- [YOUR ASSIGNMENT]
The answer must consist of every line in the data below that holds the word "value".

- [STUDY MATERIAL]
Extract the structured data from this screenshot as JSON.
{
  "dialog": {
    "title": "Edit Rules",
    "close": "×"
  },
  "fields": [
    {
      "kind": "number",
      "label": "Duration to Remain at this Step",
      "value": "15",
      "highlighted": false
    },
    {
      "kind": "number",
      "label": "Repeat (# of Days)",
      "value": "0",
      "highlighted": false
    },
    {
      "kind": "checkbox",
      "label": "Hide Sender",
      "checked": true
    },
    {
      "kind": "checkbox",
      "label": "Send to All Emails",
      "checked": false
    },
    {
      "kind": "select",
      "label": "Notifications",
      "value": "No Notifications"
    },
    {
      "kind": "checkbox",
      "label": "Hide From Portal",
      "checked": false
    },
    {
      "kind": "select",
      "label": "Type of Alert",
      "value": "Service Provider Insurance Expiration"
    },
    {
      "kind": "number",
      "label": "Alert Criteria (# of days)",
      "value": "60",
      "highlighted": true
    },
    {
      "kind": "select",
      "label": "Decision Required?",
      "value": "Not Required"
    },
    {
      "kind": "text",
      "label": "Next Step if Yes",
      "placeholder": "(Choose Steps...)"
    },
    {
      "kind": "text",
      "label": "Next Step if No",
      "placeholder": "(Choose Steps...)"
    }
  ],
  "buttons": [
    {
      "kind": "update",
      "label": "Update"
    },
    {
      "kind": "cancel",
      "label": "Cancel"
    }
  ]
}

- [ANSWER TO THE EXERCISE]
      "value": "15",
      "value": "0",
      "value": "No Notifications"
      "value": "Service Provider Insurance Expiration"
      "value": "60",
      "value": "Not Required"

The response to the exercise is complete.